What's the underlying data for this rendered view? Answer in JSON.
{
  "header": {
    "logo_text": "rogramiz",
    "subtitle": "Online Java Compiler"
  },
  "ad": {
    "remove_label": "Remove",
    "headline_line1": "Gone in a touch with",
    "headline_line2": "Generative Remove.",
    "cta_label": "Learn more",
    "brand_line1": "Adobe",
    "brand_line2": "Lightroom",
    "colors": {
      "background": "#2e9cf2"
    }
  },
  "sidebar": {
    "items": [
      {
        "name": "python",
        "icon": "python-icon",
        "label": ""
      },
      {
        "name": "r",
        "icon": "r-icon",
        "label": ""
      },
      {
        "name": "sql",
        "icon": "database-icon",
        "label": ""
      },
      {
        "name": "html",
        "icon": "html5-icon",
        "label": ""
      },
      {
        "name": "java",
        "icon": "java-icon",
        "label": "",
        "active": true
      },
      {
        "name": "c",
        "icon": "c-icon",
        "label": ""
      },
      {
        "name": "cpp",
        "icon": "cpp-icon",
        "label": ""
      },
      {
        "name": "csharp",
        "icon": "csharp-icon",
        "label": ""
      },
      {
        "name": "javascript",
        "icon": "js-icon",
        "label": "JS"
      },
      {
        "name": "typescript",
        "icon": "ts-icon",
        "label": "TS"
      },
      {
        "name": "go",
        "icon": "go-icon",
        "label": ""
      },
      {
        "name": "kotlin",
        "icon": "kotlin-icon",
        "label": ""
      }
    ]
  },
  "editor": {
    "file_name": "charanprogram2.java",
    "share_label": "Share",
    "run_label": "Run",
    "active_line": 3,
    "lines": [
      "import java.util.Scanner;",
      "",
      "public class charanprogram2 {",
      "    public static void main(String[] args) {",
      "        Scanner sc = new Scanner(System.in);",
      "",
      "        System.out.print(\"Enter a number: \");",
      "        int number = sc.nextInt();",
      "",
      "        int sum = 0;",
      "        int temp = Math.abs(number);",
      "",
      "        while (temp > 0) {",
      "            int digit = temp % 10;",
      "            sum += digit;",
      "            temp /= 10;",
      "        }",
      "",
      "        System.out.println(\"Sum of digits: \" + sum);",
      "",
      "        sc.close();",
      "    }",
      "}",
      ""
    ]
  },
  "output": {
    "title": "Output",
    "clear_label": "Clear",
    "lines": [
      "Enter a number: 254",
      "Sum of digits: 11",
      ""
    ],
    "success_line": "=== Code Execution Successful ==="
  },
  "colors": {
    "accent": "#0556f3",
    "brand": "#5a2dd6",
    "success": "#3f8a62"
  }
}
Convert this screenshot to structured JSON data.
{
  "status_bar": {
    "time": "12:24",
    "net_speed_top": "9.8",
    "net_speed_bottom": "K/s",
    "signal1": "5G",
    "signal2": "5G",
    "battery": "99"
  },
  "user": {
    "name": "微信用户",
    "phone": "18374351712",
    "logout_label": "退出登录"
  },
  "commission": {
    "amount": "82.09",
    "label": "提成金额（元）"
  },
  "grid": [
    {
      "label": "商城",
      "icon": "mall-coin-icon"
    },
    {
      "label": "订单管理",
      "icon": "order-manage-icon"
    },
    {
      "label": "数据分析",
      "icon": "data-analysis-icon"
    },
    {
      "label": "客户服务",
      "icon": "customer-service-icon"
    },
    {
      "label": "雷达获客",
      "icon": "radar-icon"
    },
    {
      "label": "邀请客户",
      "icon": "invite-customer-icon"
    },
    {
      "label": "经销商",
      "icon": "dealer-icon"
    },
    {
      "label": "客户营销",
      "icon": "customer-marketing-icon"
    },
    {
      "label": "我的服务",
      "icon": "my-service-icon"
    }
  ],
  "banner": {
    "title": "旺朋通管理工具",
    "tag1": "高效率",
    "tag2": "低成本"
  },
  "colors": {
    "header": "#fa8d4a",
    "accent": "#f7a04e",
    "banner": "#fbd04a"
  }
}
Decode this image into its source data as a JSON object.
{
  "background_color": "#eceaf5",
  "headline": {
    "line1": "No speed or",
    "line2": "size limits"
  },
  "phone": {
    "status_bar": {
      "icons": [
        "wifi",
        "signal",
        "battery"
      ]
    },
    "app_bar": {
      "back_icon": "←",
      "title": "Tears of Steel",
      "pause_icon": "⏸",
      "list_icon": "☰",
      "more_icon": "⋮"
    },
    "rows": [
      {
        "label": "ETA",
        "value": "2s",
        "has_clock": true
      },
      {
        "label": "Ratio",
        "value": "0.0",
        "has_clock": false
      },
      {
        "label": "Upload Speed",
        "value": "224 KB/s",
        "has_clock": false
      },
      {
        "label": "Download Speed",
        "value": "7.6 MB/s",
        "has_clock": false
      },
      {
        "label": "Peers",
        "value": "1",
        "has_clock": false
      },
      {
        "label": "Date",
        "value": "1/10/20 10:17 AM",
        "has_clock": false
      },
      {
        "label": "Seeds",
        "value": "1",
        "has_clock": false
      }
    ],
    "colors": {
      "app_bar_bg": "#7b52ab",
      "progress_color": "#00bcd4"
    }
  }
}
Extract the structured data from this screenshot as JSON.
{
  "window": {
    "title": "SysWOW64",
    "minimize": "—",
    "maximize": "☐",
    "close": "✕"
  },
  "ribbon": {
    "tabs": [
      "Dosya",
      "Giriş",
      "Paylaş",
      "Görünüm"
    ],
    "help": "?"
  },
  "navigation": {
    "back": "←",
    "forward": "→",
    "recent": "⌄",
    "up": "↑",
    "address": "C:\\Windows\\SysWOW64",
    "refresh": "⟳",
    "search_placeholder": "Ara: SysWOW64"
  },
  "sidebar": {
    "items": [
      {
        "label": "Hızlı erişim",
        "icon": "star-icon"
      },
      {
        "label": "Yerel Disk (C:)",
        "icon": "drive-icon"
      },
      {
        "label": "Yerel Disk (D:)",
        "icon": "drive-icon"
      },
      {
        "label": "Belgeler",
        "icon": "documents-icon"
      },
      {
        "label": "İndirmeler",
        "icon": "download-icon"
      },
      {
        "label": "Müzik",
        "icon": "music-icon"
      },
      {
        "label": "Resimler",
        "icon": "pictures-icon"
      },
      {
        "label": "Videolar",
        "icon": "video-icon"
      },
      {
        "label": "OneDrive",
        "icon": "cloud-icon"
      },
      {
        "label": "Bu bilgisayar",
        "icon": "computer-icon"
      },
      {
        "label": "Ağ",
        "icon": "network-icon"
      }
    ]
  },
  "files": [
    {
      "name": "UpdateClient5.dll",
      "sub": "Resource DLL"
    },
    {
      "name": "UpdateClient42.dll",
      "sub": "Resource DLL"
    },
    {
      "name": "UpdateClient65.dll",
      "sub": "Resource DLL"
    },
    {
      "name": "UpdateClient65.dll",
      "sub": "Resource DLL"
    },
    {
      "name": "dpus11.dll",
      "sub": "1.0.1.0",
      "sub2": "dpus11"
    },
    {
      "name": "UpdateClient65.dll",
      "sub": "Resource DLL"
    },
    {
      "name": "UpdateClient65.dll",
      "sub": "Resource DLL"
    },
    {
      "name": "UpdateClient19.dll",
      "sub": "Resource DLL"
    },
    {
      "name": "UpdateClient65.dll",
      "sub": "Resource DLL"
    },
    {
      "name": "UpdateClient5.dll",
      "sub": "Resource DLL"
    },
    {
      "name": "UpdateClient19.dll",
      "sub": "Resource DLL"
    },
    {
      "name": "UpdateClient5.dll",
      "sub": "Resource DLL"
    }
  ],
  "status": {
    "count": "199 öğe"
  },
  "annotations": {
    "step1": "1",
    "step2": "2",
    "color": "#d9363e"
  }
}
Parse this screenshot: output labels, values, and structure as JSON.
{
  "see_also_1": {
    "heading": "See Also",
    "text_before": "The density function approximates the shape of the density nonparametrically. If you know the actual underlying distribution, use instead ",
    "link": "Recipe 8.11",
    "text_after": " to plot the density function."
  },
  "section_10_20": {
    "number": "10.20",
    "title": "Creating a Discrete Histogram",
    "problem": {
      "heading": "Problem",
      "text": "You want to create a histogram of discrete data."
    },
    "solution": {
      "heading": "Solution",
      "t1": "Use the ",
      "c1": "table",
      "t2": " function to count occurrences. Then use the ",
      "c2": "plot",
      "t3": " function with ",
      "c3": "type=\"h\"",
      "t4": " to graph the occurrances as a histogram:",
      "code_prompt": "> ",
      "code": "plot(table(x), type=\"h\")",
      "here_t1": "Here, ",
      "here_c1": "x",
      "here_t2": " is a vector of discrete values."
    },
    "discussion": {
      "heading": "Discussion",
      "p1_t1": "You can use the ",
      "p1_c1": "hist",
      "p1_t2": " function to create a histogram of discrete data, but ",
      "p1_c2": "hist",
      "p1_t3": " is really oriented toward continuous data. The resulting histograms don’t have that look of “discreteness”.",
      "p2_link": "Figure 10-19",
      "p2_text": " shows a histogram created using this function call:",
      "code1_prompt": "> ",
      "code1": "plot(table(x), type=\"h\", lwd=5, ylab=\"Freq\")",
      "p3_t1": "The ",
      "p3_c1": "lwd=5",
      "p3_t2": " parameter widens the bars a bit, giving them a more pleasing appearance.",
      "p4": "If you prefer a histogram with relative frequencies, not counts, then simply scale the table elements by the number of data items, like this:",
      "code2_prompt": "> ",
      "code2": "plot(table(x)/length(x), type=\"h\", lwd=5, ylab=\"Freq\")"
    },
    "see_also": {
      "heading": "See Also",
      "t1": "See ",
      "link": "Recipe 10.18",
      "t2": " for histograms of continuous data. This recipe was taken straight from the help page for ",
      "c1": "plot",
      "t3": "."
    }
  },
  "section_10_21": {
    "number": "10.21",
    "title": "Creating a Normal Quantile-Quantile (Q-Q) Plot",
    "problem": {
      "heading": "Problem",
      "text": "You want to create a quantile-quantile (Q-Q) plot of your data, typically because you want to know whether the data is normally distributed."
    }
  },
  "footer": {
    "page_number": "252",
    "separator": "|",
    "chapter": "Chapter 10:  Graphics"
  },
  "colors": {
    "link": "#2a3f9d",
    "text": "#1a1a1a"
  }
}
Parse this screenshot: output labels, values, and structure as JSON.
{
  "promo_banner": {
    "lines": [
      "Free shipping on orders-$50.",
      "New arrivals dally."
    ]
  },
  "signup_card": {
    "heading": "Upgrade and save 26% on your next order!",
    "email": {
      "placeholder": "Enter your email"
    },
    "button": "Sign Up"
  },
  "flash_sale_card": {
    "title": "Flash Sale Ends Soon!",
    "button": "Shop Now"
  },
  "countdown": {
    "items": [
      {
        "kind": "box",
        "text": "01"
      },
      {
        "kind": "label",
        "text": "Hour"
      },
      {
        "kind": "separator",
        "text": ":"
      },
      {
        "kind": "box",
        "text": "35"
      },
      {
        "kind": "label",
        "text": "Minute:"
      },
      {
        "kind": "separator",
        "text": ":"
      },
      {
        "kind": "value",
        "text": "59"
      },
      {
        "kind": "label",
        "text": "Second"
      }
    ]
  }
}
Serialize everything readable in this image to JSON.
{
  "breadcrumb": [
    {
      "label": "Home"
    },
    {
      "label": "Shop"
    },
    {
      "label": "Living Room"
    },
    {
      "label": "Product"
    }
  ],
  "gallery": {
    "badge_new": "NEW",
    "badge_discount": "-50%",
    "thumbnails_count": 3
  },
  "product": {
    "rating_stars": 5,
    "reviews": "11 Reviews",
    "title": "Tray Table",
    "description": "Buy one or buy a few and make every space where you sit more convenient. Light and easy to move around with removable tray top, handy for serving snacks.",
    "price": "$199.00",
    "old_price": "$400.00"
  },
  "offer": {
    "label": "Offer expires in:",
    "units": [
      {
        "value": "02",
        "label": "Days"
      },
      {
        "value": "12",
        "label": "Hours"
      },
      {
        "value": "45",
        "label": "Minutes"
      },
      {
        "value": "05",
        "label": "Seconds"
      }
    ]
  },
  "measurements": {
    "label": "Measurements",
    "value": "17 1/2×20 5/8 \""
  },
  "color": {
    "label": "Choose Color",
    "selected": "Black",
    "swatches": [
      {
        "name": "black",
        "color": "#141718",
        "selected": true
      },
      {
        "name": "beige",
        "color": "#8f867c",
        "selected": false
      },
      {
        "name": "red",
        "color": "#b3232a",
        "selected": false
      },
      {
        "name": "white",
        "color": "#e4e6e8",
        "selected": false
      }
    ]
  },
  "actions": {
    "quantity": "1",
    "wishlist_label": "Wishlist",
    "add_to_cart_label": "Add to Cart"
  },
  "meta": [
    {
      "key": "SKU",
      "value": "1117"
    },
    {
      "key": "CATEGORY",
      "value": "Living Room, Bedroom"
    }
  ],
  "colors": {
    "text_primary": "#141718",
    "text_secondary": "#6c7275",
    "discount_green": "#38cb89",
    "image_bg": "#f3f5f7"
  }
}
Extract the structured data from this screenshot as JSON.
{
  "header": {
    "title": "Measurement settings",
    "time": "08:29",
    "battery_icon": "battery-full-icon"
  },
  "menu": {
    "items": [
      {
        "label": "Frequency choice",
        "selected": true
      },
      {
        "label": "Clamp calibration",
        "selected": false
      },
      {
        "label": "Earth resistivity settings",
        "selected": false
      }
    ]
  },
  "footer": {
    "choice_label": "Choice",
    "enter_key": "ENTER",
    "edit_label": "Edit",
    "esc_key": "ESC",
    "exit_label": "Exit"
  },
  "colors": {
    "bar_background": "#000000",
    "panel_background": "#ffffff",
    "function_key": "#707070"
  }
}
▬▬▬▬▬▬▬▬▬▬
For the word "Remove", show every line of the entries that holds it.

> [Answer box]
    "remove_label": "Remove",
    "headline_line2": "Generative Remove.",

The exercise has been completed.